### Action item
From the data below, return all lines holding the string "sites".

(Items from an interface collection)
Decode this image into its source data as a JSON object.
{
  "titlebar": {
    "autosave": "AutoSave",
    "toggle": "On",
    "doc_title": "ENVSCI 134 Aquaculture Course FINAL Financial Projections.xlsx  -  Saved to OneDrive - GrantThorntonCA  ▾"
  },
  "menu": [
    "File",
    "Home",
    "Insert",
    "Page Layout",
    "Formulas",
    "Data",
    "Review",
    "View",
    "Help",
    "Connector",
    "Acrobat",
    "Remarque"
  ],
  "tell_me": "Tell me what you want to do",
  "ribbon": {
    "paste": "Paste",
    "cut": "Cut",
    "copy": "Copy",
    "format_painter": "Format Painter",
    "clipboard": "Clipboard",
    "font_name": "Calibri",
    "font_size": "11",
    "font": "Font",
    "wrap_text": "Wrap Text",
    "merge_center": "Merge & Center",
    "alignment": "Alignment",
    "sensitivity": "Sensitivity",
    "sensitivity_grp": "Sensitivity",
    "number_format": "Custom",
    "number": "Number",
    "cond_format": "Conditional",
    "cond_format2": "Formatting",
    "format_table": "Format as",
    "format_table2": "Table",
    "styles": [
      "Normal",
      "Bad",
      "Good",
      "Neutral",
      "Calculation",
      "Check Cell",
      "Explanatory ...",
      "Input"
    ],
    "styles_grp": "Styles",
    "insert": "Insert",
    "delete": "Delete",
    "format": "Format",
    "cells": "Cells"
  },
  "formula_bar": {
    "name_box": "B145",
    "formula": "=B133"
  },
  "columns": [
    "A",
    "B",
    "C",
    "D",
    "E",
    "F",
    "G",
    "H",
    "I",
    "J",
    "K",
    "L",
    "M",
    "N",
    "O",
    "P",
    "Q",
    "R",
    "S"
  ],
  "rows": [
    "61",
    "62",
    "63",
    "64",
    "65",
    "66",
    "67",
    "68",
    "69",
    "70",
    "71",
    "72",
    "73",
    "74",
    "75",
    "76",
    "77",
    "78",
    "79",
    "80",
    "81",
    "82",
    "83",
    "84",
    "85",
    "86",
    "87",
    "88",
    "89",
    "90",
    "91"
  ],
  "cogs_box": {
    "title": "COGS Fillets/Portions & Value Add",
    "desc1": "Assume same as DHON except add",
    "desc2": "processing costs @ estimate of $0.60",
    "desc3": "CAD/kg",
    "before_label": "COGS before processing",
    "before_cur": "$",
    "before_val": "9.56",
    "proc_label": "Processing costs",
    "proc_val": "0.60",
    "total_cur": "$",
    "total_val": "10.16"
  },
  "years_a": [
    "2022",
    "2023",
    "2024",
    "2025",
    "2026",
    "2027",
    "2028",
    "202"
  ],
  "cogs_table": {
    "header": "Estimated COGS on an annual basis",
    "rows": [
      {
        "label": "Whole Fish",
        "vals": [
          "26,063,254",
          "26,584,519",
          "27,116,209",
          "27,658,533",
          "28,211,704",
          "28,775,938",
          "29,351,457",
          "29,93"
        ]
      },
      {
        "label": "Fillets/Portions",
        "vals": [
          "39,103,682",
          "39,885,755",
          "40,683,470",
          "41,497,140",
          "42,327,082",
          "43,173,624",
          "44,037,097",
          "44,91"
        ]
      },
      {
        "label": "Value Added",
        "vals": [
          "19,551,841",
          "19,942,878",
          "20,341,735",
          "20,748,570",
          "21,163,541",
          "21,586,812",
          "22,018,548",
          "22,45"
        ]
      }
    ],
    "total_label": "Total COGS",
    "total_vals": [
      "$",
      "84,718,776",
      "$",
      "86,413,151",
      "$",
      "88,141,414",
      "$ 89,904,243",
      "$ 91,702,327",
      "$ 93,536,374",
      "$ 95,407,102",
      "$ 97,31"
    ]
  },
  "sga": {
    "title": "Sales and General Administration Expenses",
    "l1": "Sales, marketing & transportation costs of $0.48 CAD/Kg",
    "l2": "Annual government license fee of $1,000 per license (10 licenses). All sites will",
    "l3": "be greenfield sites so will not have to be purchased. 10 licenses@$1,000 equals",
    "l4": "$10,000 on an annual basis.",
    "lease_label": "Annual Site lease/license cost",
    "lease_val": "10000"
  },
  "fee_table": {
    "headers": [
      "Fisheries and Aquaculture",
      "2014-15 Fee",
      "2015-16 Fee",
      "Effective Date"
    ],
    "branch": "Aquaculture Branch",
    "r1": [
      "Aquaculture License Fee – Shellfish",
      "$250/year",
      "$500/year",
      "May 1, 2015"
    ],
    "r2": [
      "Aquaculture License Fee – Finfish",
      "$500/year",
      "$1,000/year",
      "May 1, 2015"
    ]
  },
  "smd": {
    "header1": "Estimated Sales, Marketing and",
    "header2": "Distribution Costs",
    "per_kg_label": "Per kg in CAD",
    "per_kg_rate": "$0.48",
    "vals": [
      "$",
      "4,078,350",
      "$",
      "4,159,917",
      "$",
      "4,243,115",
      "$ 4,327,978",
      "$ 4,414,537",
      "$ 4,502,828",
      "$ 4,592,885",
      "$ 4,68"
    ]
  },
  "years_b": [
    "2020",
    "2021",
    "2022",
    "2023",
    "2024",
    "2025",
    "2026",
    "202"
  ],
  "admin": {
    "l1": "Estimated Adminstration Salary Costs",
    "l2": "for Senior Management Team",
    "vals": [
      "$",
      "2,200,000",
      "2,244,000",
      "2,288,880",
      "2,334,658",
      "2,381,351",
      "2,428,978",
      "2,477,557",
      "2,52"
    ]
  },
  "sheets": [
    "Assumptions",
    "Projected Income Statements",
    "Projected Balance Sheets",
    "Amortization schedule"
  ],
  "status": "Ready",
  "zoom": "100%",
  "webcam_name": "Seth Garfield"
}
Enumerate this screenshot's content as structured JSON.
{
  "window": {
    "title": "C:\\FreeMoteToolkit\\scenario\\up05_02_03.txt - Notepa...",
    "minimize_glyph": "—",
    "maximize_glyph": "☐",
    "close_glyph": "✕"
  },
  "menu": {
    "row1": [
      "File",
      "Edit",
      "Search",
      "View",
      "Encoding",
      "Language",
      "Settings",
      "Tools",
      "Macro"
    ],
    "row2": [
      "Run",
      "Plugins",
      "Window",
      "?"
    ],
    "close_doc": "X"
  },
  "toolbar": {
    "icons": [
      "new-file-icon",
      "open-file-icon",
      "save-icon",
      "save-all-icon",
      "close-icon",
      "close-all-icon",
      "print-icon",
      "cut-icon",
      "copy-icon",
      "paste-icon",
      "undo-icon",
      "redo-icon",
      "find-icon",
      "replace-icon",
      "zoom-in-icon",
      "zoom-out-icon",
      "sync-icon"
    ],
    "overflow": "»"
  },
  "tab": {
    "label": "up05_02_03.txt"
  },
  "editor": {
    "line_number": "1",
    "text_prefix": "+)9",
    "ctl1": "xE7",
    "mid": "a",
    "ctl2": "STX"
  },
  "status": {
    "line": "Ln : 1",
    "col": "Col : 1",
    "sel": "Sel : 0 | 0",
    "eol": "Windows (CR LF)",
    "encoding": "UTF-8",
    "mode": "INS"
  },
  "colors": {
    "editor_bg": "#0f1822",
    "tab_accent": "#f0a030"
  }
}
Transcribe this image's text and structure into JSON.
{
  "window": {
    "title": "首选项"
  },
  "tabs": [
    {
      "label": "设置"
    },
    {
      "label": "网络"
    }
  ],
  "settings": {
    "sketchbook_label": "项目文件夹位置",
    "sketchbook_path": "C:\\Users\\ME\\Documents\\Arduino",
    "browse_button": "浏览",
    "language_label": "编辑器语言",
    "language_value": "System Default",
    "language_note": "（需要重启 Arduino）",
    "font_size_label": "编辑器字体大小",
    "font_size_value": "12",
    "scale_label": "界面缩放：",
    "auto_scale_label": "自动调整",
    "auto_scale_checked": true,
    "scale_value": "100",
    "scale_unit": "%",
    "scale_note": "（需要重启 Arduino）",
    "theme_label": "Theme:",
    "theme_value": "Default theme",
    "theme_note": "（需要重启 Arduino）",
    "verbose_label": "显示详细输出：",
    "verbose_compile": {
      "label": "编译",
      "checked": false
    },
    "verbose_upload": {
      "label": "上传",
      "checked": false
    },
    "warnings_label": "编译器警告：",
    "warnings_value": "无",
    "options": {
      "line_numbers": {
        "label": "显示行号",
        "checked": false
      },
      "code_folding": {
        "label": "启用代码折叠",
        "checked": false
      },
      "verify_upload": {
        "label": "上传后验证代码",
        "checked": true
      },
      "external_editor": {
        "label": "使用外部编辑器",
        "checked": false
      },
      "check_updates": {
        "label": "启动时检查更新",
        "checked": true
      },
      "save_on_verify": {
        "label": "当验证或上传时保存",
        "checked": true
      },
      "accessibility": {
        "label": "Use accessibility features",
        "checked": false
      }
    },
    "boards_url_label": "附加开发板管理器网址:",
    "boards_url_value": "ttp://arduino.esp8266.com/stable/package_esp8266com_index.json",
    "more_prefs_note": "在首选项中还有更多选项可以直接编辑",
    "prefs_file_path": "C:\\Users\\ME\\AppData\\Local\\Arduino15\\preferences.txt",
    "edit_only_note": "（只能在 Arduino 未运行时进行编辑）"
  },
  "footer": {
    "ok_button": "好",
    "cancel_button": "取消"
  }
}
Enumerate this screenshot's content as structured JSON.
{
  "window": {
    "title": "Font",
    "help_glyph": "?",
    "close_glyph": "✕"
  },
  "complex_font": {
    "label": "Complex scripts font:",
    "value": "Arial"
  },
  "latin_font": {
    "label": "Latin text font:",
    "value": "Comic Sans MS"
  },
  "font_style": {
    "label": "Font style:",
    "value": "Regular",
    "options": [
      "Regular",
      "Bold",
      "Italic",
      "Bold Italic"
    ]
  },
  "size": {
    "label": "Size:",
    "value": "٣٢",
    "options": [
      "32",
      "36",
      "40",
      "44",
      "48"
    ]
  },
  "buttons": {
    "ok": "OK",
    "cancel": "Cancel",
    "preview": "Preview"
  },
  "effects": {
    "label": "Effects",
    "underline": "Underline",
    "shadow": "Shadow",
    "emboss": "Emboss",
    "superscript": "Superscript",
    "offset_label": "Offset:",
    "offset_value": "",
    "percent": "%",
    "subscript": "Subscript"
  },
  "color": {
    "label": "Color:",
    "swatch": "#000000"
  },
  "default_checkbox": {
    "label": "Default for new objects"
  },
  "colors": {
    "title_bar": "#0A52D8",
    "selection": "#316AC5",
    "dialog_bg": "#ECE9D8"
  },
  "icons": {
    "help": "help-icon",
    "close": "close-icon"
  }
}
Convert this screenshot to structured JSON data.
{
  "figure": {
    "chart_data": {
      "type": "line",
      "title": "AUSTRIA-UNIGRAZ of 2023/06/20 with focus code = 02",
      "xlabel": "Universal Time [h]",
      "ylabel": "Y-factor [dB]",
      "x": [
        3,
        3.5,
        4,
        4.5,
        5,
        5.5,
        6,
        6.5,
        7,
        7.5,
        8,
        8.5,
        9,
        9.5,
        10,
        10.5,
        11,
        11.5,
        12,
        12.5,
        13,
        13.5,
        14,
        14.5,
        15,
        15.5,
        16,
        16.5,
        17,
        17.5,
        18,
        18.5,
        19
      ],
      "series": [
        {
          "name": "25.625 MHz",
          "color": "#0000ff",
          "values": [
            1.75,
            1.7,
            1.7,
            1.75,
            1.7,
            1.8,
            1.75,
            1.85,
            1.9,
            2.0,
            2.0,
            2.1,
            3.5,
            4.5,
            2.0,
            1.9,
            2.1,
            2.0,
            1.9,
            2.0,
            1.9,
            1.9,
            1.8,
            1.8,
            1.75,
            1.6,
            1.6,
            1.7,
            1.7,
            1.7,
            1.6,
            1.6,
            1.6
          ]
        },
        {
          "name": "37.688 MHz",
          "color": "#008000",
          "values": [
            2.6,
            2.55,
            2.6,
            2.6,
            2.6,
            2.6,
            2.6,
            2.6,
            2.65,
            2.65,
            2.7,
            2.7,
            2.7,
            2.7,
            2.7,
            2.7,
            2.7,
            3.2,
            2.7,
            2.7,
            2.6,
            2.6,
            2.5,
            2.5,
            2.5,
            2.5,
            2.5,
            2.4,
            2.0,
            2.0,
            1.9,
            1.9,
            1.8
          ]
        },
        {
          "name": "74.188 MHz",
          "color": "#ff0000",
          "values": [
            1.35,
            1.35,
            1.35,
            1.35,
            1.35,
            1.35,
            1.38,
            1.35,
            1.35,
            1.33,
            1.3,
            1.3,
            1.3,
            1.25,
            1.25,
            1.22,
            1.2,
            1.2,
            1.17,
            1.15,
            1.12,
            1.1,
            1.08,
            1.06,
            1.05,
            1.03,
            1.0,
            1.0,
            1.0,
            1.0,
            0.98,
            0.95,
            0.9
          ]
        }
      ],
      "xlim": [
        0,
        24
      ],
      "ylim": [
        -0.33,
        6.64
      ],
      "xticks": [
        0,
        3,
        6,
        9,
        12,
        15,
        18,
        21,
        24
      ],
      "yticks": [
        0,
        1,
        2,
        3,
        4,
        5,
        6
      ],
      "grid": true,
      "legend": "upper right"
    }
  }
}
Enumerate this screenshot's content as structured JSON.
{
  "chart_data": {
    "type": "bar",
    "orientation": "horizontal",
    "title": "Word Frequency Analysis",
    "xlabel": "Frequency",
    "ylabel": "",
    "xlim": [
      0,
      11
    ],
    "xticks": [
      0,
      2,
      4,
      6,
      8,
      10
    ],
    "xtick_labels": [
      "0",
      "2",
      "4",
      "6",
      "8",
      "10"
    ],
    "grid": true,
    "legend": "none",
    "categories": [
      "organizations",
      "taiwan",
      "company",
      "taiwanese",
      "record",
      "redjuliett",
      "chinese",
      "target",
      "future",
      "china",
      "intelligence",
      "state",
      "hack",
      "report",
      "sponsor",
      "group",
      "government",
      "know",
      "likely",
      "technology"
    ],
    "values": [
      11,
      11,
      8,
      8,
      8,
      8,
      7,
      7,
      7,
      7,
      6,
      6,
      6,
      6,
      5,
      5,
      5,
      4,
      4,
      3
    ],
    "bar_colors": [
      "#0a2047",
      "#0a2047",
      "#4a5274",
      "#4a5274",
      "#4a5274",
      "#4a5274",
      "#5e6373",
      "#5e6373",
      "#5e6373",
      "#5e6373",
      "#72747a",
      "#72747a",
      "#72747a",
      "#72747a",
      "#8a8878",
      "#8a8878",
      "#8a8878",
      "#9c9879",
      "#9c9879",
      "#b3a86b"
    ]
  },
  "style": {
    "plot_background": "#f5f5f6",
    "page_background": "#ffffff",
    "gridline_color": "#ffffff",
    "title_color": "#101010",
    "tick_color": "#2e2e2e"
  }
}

### Task response
    "l2": "Annual government license fee of $1,000 per license (10 licenses). All sites will",
    "l3": "be greenfield sites so will not have to be purchased. 10 licenses@$1,000 equals",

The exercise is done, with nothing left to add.